■ Dataset content:
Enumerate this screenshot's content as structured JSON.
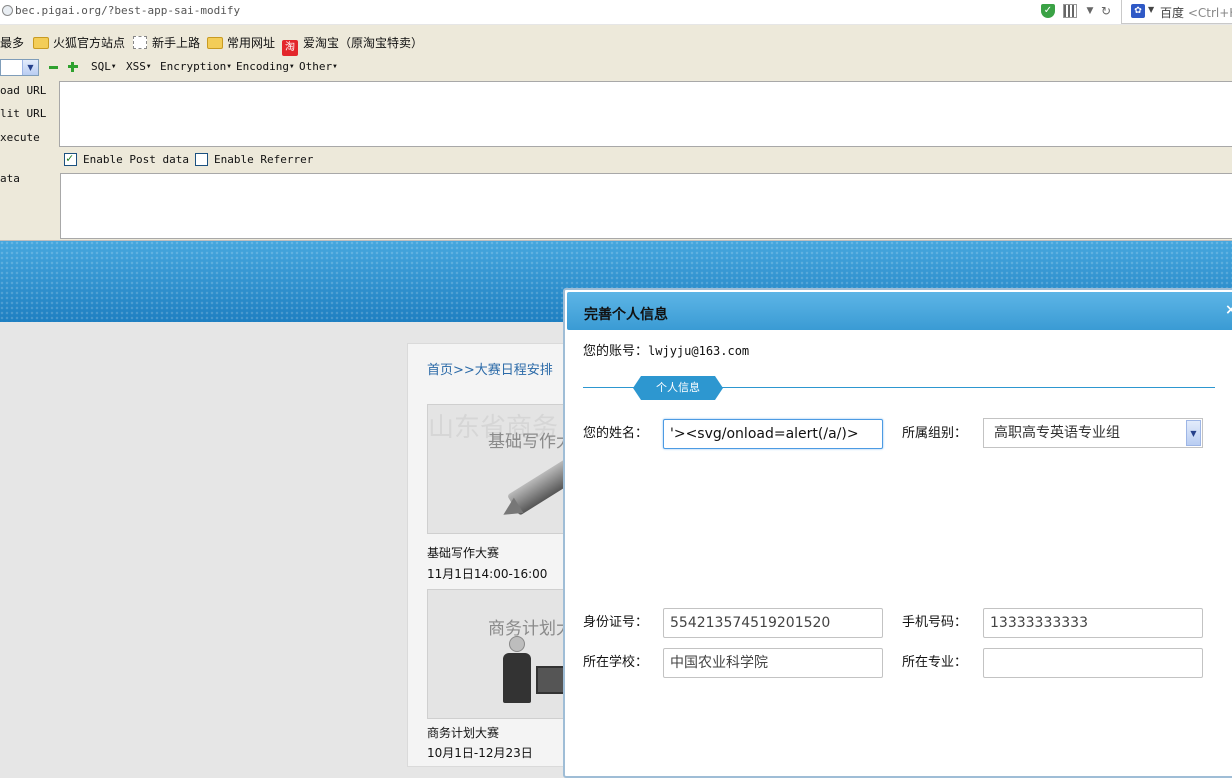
{
  "browser": {
    "url": "bec.pigai.org/?best-app-sai-modify",
    "search_engine": "百度",
    "search_hint": "<Ctrl+K>",
    "icons": [
      "globe-icon",
      "shield-icon",
      "qr-code-icon",
      "dropdown-icon",
      "reload-icon",
      "baidu-paw-icon"
    ]
  },
  "bookmarks": [
    {
      "label": "最多",
      "icon": "none"
    },
    {
      "label": "火狐官方站点",
      "icon": "folder-icon"
    },
    {
      "label": "新手上路",
      "icon": "dashed-page-icon"
    },
    {
      "label": "常用网址",
      "icon": "folder-icon"
    },
    {
      "label": "爱淘宝（原淘宝特卖）",
      "icon": "taobao-icon",
      "icon_text": "淘"
    }
  ],
  "hackbar": {
    "menus": [
      "SQL",
      "XSS",
      "Encryption",
      "Encoding",
      "Other"
    ],
    "side_labels": [
      "oad URL",
      "lit URL",
      "xecute",
      "ata"
    ],
    "enable_post": "Enable Post data",
    "enable_referrer": "Enable Referrer",
    "enable_post_checked": true,
    "enable_referrer_checked": false
  },
  "page": {
    "breadcrumb": "首页>>大赛日程安排",
    "cards": [
      {
        "bg_text": "山东省商务",
        "title": "基础写作大",
        "caption": "基础写作大赛",
        "date": "11月1日14:00-16:00"
      },
      {
        "bg_text": "",
        "title": "商务计划大",
        "caption": "商务计划大赛",
        "date": "10月1日-12月23日"
      }
    ]
  },
  "dialog": {
    "title": "完善个人信息",
    "close": "×",
    "account_label": "您的账号：",
    "account_value": "lwjyju@163.com",
    "section_tab": "个人信息",
    "fields": {
      "name_label": "您的姓名：",
      "name_value": "'><svg/onload=alert(/a/)>",
      "group_label": "所属组别：",
      "group_value": "高职高专英语专业组",
      "id_label": "身份证号：",
      "id_value": "554213574519201520",
      "phone_label": "手机号码：",
      "phone_value": "13333333333",
      "school_label": "所在学校：",
      "school_value": "中国农业科学院",
      "major_label": "所在专业：",
      "major_value": ""
    }
  },
  "colors": {
    "banner": "#2f8fcc",
    "dialog_header": "#4aa8dd",
    "section_accent": "#2d97d0",
    "link": "#2b6aa8"
  }
}
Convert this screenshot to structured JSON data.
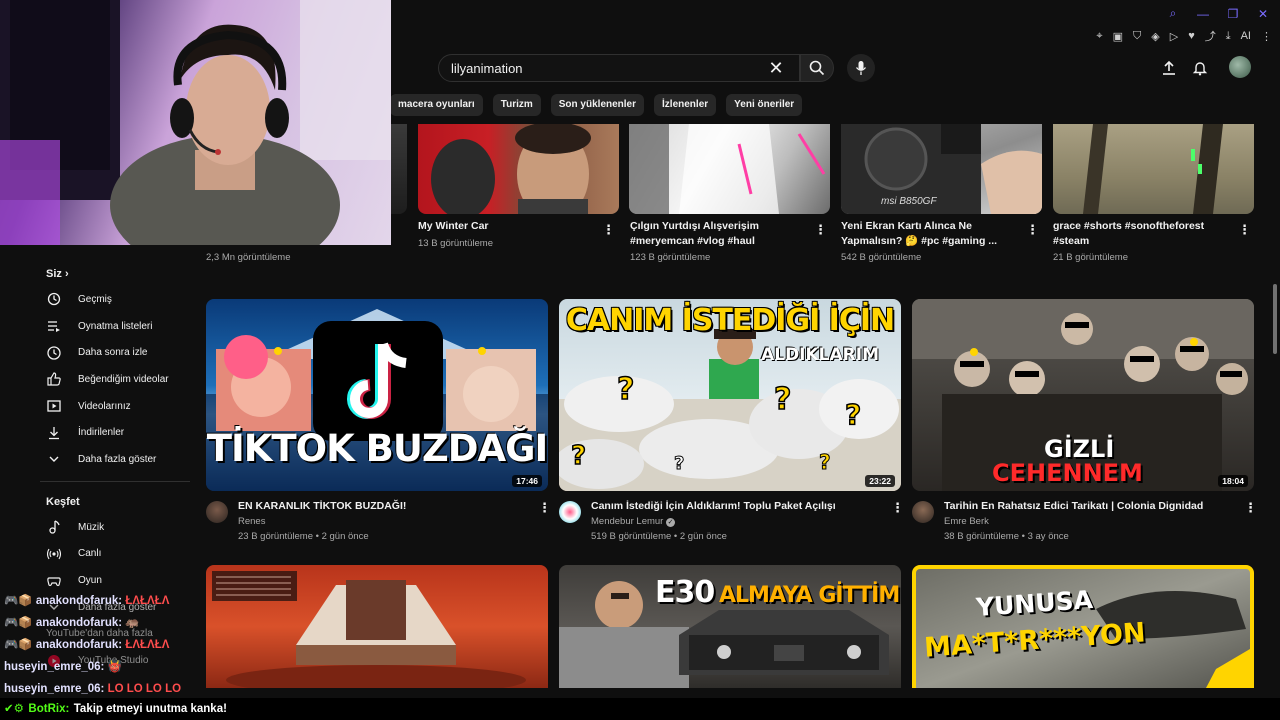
{
  "search": {
    "value": "lilyanimation"
  },
  "browser_ext": {
    "ai_label": "AI"
  },
  "chips": [
    "macera oyunları",
    "Turizm",
    "Son yüklenenler",
    "İzlenenler",
    "Yeni öneriler"
  ],
  "row1": [
    {
      "title_lines": [
        "",
        ""
      ],
      "meta": "2,3 Mn görüntüleme"
    },
    {
      "title_lines": [
        "My Winter Car",
        ""
      ],
      "meta": "13 B görüntüleme"
    },
    {
      "title_lines": [
        "Çılgın Yurtdışı Alışverişim",
        "#meryemcan #vlog #haul"
      ],
      "meta": "123 B görüntüleme"
    },
    {
      "title_lines": [
        "Yeni Ekran Kartı Alınca Ne",
        "Yapmalısın? 🤔 #pc #gaming ..."
      ],
      "meta": "542 B görüntüleme"
    },
    {
      "title_lines": [
        "grace #shorts #sonoftheforest",
        "#steam"
      ],
      "meta": "21 B görüntüleme"
    }
  ],
  "sidebar": {
    "you_label": "Siz",
    "items": [
      {
        "label": "Geçmiş",
        "icon": "history-icon"
      },
      {
        "label": "Oynatma listeleri",
        "icon": "playlist-icon"
      },
      {
        "label": "Daha sonra izle",
        "icon": "clock-icon"
      },
      {
        "label": "Beğendiğim videolar",
        "icon": "thumbs-up-icon"
      },
      {
        "label": "Videolarınız",
        "icon": "video-icon"
      },
      {
        "label": "İndirilenler",
        "icon": "download-icon"
      },
      {
        "label": "Daha fazla göster",
        "icon": "chevron-down-icon"
      }
    ],
    "explore_label": "Keşfet",
    "explore": [
      {
        "label": "Müzik",
        "icon": "music-icon"
      },
      {
        "label": "Canlı",
        "icon": "live-icon"
      },
      {
        "label": "Oyun",
        "icon": "gamepad-icon"
      },
      {
        "label": "Daha fazla göster",
        "icon": "chevron-down-icon"
      },
      {
        "label": "YouTube'dan daha fazla",
        "icon": ""
      },
      {
        "label": "YouTube Studio",
        "icon": "studio-icon"
      }
    ]
  },
  "row2": [
    {
      "thumb_text": "TİKTOK BUZDAĞI",
      "duration": "17:46",
      "title": "EN KARANLIK TİKTOK BUZDAĞI!",
      "channel": "Renes",
      "meta": "23 B görüntüleme • 2 gün önce"
    },
    {
      "thumb_text": "CANIM İSTEDİĞİ İÇİN",
      "thumb_sub": "ALDIKLARIM",
      "duration": "23:22",
      "title": "Canım İstediği İçin Aldıklarım! Toplu Paket Açılışı",
      "channel": "Mendebur Lemur",
      "verified": "✓",
      "meta": "519 B görüntüleme • 2 gün önce"
    },
    {
      "thumb_text": "GİZLİ",
      "thumb_sub": "CEHENNEM",
      "duration": "18:04",
      "title": "Tarihin En Rahatsız Edici Tarikatı | Colonia Dignidad",
      "channel": "Emre Berk",
      "meta": "38 B görüntüleme • 3 ay önce"
    }
  ],
  "row3": [
    {
      "thumb_text": ""
    },
    {
      "thumb_text": "E30",
      "thumb_sub": "ALMAYA GİTTİM"
    },
    {
      "thumb_text": "YUNUSA",
      "thumb_sub": "MA*T*R***YON"
    }
  ],
  "chat": [
    {
      "user": "anakondofaruk:",
      "msg": "ŁΛŁΛŁΛ",
      "color": "#e2e1ff"
    },
    {
      "user": "anakondofaruk:",
      "msg": "🦛",
      "color": "#e2e1ff"
    },
    {
      "user": "anakondofaruk:",
      "msg": "ŁΛŁΛŁΛ",
      "color": "#e2e1ff"
    },
    {
      "user": "huseyin_emre_06:",
      "msg": "👹",
      "color": "#e2e1ff"
    },
    {
      "user": "huseyin_emre_06:",
      "msg": "LO LO LO LO",
      "color": "#e2e1ff"
    }
  ],
  "bot": {
    "user": "BotRix:",
    "msg": "Takip etmeyi unutma kanka!"
  },
  "colors": {
    "accent": "#7a6cff",
    "chat_msg": "#ff4d4d",
    "bot": "#53fc18"
  }
}
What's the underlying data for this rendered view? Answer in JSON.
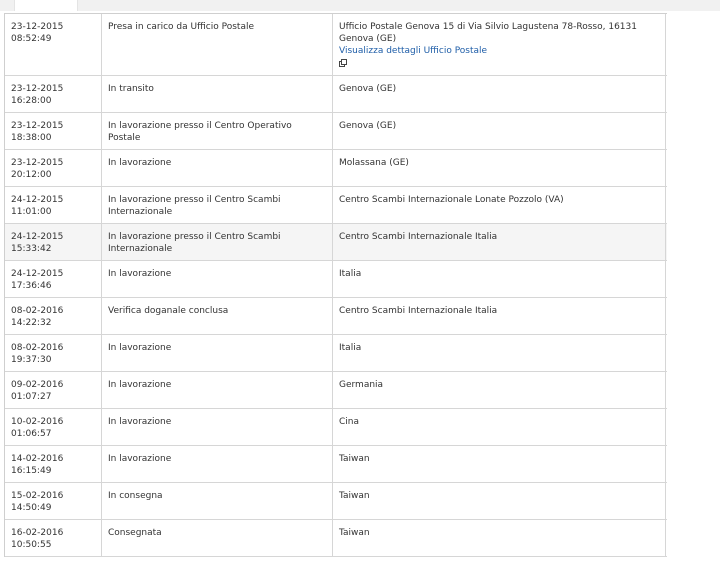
{
  "tracking": {
    "rows": [
      {
        "date": "23-12-2015",
        "time": "08:52:49",
        "status": "Presa in carico da Ufficio Postale",
        "place": "Ufficio Postale Genova 15 di Via Silvio Lagustena 78-Rosso, 16131 Genova (GE)",
        "link": "Visualizza dettagli Ufficio Postale"
      },
      {
        "date": "23-12-2015",
        "time": "16:28:00",
        "status": "In transito",
        "place": "Genova (GE)"
      },
      {
        "date": "23-12-2015",
        "time": "18:38:00",
        "status": "In lavorazione presso il Centro Operativo Postale",
        "place": "Genova (GE)"
      },
      {
        "date": "23-12-2015",
        "time": "20:12:00",
        "status": "In lavorazione",
        "place": "Molassana (GE)"
      },
      {
        "date": "24-12-2015",
        "time": "11:01:00",
        "status": "In lavorazione presso il Centro Scambi Internazionale",
        "place": "Centro Scambi Internazionale Lonate Pozzolo (VA)"
      },
      {
        "date": "24-12-2015",
        "time": "15:33:42",
        "status": "In lavorazione presso il Centro Scambi Internazionale",
        "place": "Centro Scambi Internazionale Italia"
      },
      {
        "date": "24-12-2015",
        "time": "17:36:46",
        "status": "In lavorazione",
        "place": "Italia"
      },
      {
        "date": "08-02-2016",
        "time": "14:22:32",
        "status": "Verifica doganale conclusa",
        "place": "Centro Scambi Internazionale Italia"
      },
      {
        "date": "08-02-2016",
        "time": "19:37:30",
        "status": "In lavorazione",
        "place": "Italia"
      },
      {
        "date": "09-02-2016",
        "time": "01:07:27",
        "status": "In lavorazione",
        "place": "Germania"
      },
      {
        "date": "10-02-2016",
        "time": "01:06:57",
        "status": "In lavorazione",
        "place": "Cina"
      },
      {
        "date": "14-02-2016",
        "time": "16:15:49",
        "status": "In lavorazione",
        "place": "Taiwan"
      },
      {
        "date": "15-02-2016",
        "time": "14:50:49",
        "status": "In consegna",
        "place": "Taiwan"
      },
      {
        "date": "16-02-2016",
        "time": "10:50:55",
        "status": "Consegnata",
        "place": "Taiwan"
      }
    ],
    "highlight_row": 5,
    "colors": {
      "link": "#1f5ea8",
      "text": "#333333",
      "border": "#d6d6d6",
      "row_highlight": "#f5f5f5"
    },
    "icons": {
      "external_link": "external-link-icon"
    }
  }
}
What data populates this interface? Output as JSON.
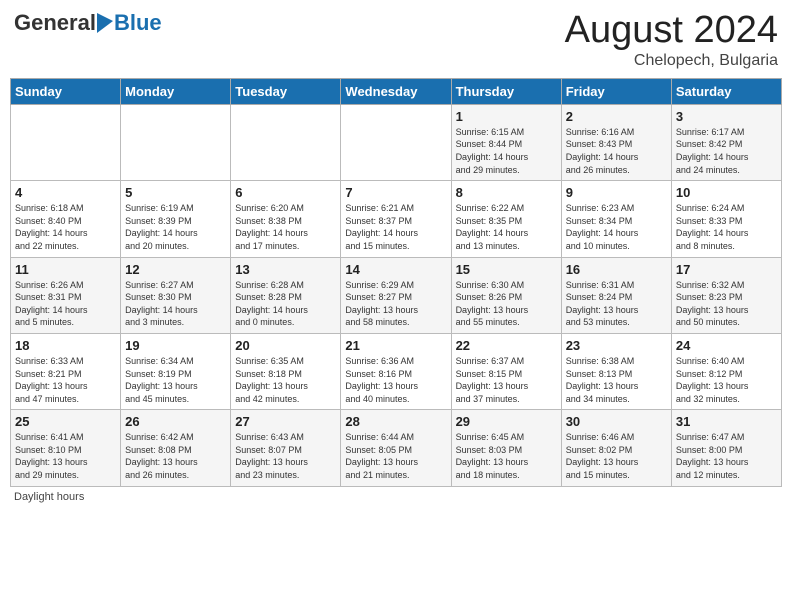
{
  "header": {
    "logo_general": "General",
    "logo_blue": "Blue",
    "month_title": "August 2024",
    "location": "Chelopech, Bulgaria"
  },
  "days_of_week": [
    "Sunday",
    "Monday",
    "Tuesday",
    "Wednesday",
    "Thursday",
    "Friday",
    "Saturday"
  ],
  "weeks": [
    [
      {
        "day": "",
        "info": ""
      },
      {
        "day": "",
        "info": ""
      },
      {
        "day": "",
        "info": ""
      },
      {
        "day": "",
        "info": ""
      },
      {
        "day": "1",
        "info": "Sunrise: 6:15 AM\nSunset: 8:44 PM\nDaylight: 14 hours\nand 29 minutes."
      },
      {
        "day": "2",
        "info": "Sunrise: 6:16 AM\nSunset: 8:43 PM\nDaylight: 14 hours\nand 26 minutes."
      },
      {
        "day": "3",
        "info": "Sunrise: 6:17 AM\nSunset: 8:42 PM\nDaylight: 14 hours\nand 24 minutes."
      }
    ],
    [
      {
        "day": "4",
        "info": "Sunrise: 6:18 AM\nSunset: 8:40 PM\nDaylight: 14 hours\nand 22 minutes."
      },
      {
        "day": "5",
        "info": "Sunrise: 6:19 AM\nSunset: 8:39 PM\nDaylight: 14 hours\nand 20 minutes."
      },
      {
        "day": "6",
        "info": "Sunrise: 6:20 AM\nSunset: 8:38 PM\nDaylight: 14 hours\nand 17 minutes."
      },
      {
        "day": "7",
        "info": "Sunrise: 6:21 AM\nSunset: 8:37 PM\nDaylight: 14 hours\nand 15 minutes."
      },
      {
        "day": "8",
        "info": "Sunrise: 6:22 AM\nSunset: 8:35 PM\nDaylight: 14 hours\nand 13 minutes."
      },
      {
        "day": "9",
        "info": "Sunrise: 6:23 AM\nSunset: 8:34 PM\nDaylight: 14 hours\nand 10 minutes."
      },
      {
        "day": "10",
        "info": "Sunrise: 6:24 AM\nSunset: 8:33 PM\nDaylight: 14 hours\nand 8 minutes."
      }
    ],
    [
      {
        "day": "11",
        "info": "Sunrise: 6:26 AM\nSunset: 8:31 PM\nDaylight: 14 hours\nand 5 minutes."
      },
      {
        "day": "12",
        "info": "Sunrise: 6:27 AM\nSunset: 8:30 PM\nDaylight: 14 hours\nand 3 minutes."
      },
      {
        "day": "13",
        "info": "Sunrise: 6:28 AM\nSunset: 8:28 PM\nDaylight: 14 hours\nand 0 minutes."
      },
      {
        "day": "14",
        "info": "Sunrise: 6:29 AM\nSunset: 8:27 PM\nDaylight: 13 hours\nand 58 minutes."
      },
      {
        "day": "15",
        "info": "Sunrise: 6:30 AM\nSunset: 8:26 PM\nDaylight: 13 hours\nand 55 minutes."
      },
      {
        "day": "16",
        "info": "Sunrise: 6:31 AM\nSunset: 8:24 PM\nDaylight: 13 hours\nand 53 minutes."
      },
      {
        "day": "17",
        "info": "Sunrise: 6:32 AM\nSunset: 8:23 PM\nDaylight: 13 hours\nand 50 minutes."
      }
    ],
    [
      {
        "day": "18",
        "info": "Sunrise: 6:33 AM\nSunset: 8:21 PM\nDaylight: 13 hours\nand 47 minutes."
      },
      {
        "day": "19",
        "info": "Sunrise: 6:34 AM\nSunset: 8:19 PM\nDaylight: 13 hours\nand 45 minutes."
      },
      {
        "day": "20",
        "info": "Sunrise: 6:35 AM\nSunset: 8:18 PM\nDaylight: 13 hours\nand 42 minutes."
      },
      {
        "day": "21",
        "info": "Sunrise: 6:36 AM\nSunset: 8:16 PM\nDaylight: 13 hours\nand 40 minutes."
      },
      {
        "day": "22",
        "info": "Sunrise: 6:37 AM\nSunset: 8:15 PM\nDaylight: 13 hours\nand 37 minutes."
      },
      {
        "day": "23",
        "info": "Sunrise: 6:38 AM\nSunset: 8:13 PM\nDaylight: 13 hours\nand 34 minutes."
      },
      {
        "day": "24",
        "info": "Sunrise: 6:40 AM\nSunset: 8:12 PM\nDaylight: 13 hours\nand 32 minutes."
      }
    ],
    [
      {
        "day": "25",
        "info": "Sunrise: 6:41 AM\nSunset: 8:10 PM\nDaylight: 13 hours\nand 29 minutes."
      },
      {
        "day": "26",
        "info": "Sunrise: 6:42 AM\nSunset: 8:08 PM\nDaylight: 13 hours\nand 26 minutes."
      },
      {
        "day": "27",
        "info": "Sunrise: 6:43 AM\nSunset: 8:07 PM\nDaylight: 13 hours\nand 23 minutes."
      },
      {
        "day": "28",
        "info": "Sunrise: 6:44 AM\nSunset: 8:05 PM\nDaylight: 13 hours\nand 21 minutes."
      },
      {
        "day": "29",
        "info": "Sunrise: 6:45 AM\nSunset: 8:03 PM\nDaylight: 13 hours\nand 18 minutes."
      },
      {
        "day": "30",
        "info": "Sunrise: 6:46 AM\nSunset: 8:02 PM\nDaylight: 13 hours\nand 15 minutes."
      },
      {
        "day": "31",
        "info": "Sunrise: 6:47 AM\nSunset: 8:00 PM\nDaylight: 13 hours\nand 12 minutes."
      }
    ]
  ],
  "footnote": "Daylight hours"
}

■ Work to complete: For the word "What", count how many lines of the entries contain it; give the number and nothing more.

■ Answer section: 2